Low back pain (LBP) is a condition of localized pain to the lumbar spine with or without symptoms to the distal extremities
Pelvic floor dysfunction and low back pain are often associated because of how the pelvis is a key support for the lower back. Pelvic floor muscle group acts as the floor of your “core” and works in conjunction with your spinal muscles, abdominals, and diaphragm to stabilize your spine. When one muscle group is under or over performing, it alters the mechanics of the lumbopelvic complex and can result in pain, reduced range of motion, or weakness. Lack of neuromuscular control to pelvic floor muscles can be correlated with trunk instability resulting in low back pain.

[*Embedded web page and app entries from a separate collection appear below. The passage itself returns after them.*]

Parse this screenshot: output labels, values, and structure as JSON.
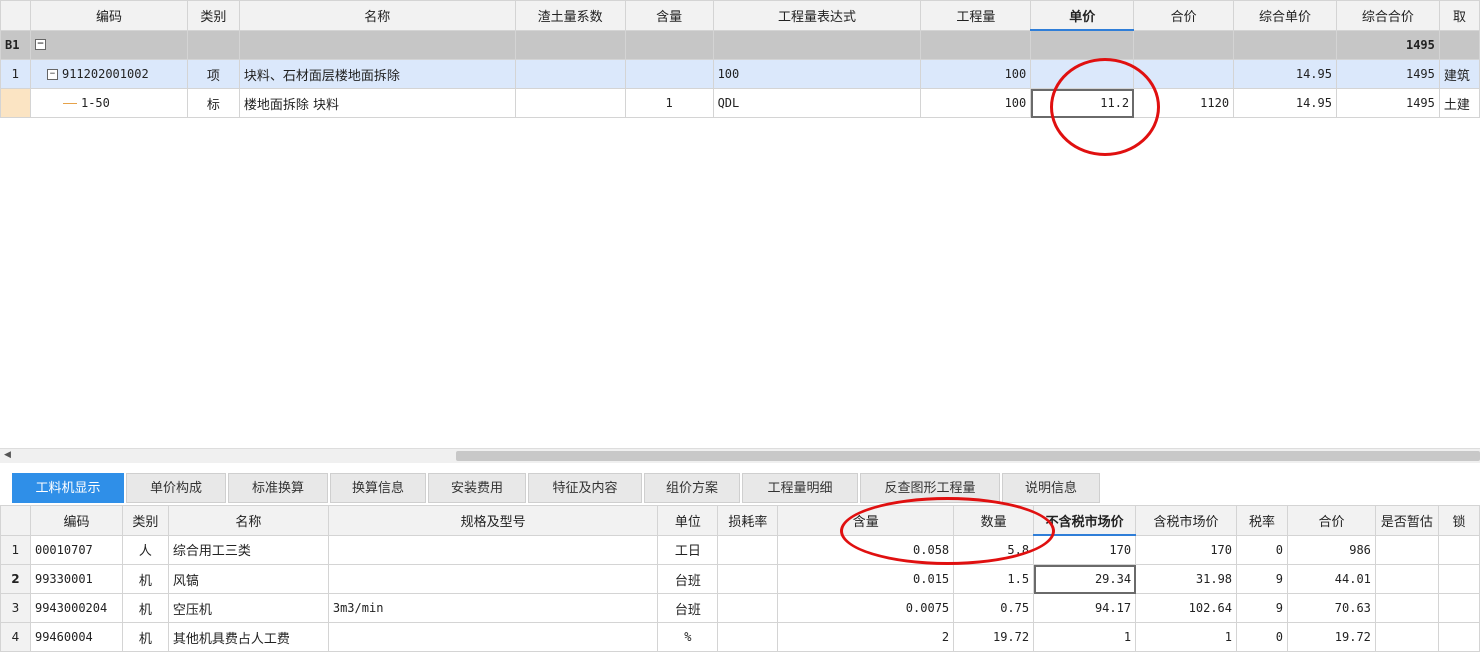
{
  "top_table": {
    "columns": [
      "编码",
      "类别",
      "名称",
      "渣土量系数",
      "含量",
      "工程量表达式",
      "工程量",
      "单价",
      "合价",
      "综合单价",
      "综合合价",
      "取"
    ],
    "group": {
      "code": "B1",
      "total": "1495"
    },
    "rows": [
      {
        "rownum": "1",
        "code": "911202001002",
        "type": "项",
        "name": "块料、石材面层楼地面拆除",
        "coef": "",
        "content": "",
        "expr": "100",
        "qty": "100",
        "price": "",
        "sum": "",
        "unit_price": "14.95",
        "total": "1495",
        "extra": "建筑"
      },
      {
        "rownum": "",
        "code": "1-50",
        "type": "标",
        "name": "楼地面拆除 块料",
        "coef": "",
        "content": "1",
        "expr": "QDL",
        "qty": "100",
        "price": "11.2",
        "sum": "1120",
        "unit_price": "14.95",
        "total": "1495",
        "extra": "土建"
      }
    ]
  },
  "scrollbar": {
    "left_arrow": "◀"
  },
  "tabs": [
    "工料机显示",
    "单价构成",
    "标准换算",
    "换算信息",
    "安装费用",
    "特征及内容",
    "组价方案",
    "工程量明细",
    "反查图形工程量",
    "说明信息"
  ],
  "bottom_table": {
    "columns": [
      "编码",
      "类别",
      "名称",
      "规格及型号",
      "单位",
      "损耗率",
      "含量",
      "数量",
      "不含税市场价",
      "含税市场价",
      "税率",
      "合价",
      "是否暂估",
      "锁"
    ],
    "rows": [
      {
        "rownum": "1",
        "code": "00010707",
        "type": "人",
        "name": "综合用工三类",
        "spec": "",
        "unit": "工日",
        "loss": "",
        "content": "0.058",
        "qty": "5.8",
        "price": "170",
        "tax_price": "170",
        "rate": "0",
        "sum": "986"
      },
      {
        "rownum": "2",
        "code": "99330001",
        "type": "机",
        "name": "风镐",
        "spec": "",
        "unit": "台班",
        "loss": "",
        "content": "0.015",
        "qty": "1.5",
        "price": "29.34",
        "tax_price": "31.98",
        "rate": "9",
        "sum": "44.01"
      },
      {
        "rownum": "3",
        "code": "9943000204",
        "type": "机",
        "name": "空压机",
        "spec": "3m3/min",
        "unit": "台班",
        "loss": "",
        "content": "0.0075",
        "qty": "0.75",
        "price": "94.17",
        "tax_price": "102.64",
        "rate": "9",
        "sum": "70.63"
      },
      {
        "rownum": "4",
        "code": "99460004",
        "type": "机",
        "name": "其他机具费占人工费",
        "spec": "",
        "unit": "%",
        "loss": "",
        "content": "2",
        "qty": "19.72",
        "price": "1",
        "tax_price": "1",
        "rate": "0",
        "sum": "19.72"
      }
    ]
  },
  "colors": {
    "highlight": "#e01010",
    "active_tab": "#2f8fe8",
    "group_row": "#c6c6c6",
    "selected_row": "#dbe8fb"
  }
}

Pelvic floor disorders (PFD) occur when the muscles that comprise the pelvic floor fail to properly contract or relax, which can adversely cause urinary incontinence, pelvic organ prolapse, fecal incontinence, or other sensory and emptying abnormalities of the lower urinary and GI tracts. Pelvic floor dysfunction (PFD) is multifaceted and can be characterized by parameters such as weakness, poor endurance, excessive tension, shortened length and overactivity. Current evidence shows that individuals with low back pain have a significant decrease in pelvic floor function compared to individuals without low back pain.

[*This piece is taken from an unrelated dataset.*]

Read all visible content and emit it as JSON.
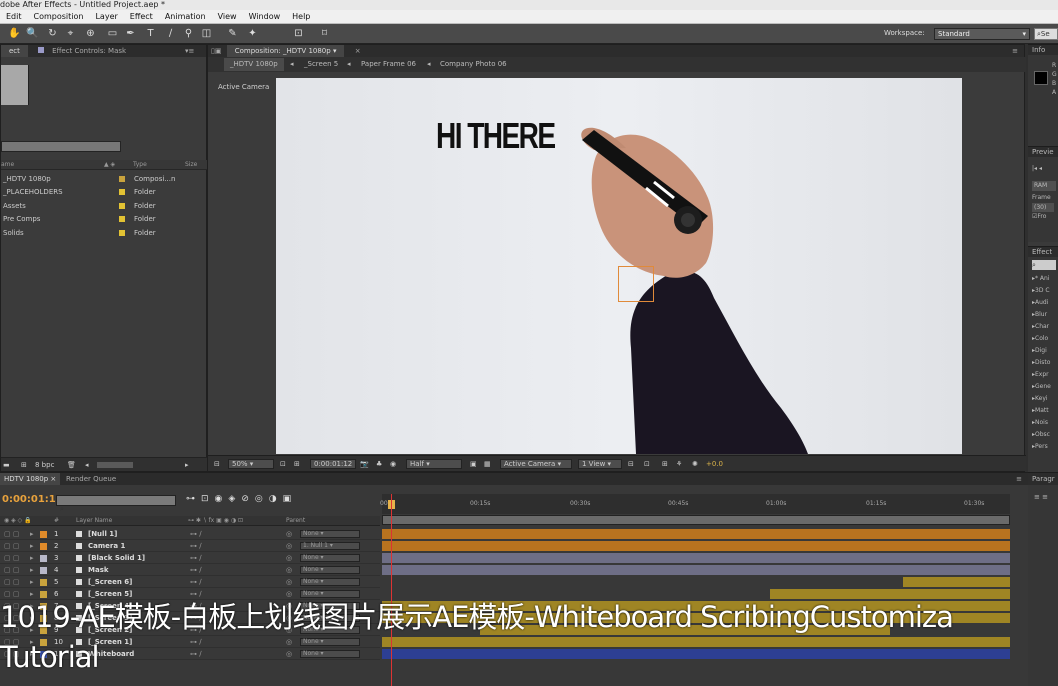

A study on younger, middle-age and older women reported that women with pre-existing incontinence, gastrointestinal problems, and breathing disorders were more likely to develop LBP than women without such problems. This was considered to be a result of changes in morphology and altered postural activity of the trunk muscles including muscles of respiration and continence which provide mechanical support to the spine and pelvis.
Yes, a Physiotherapist can help you!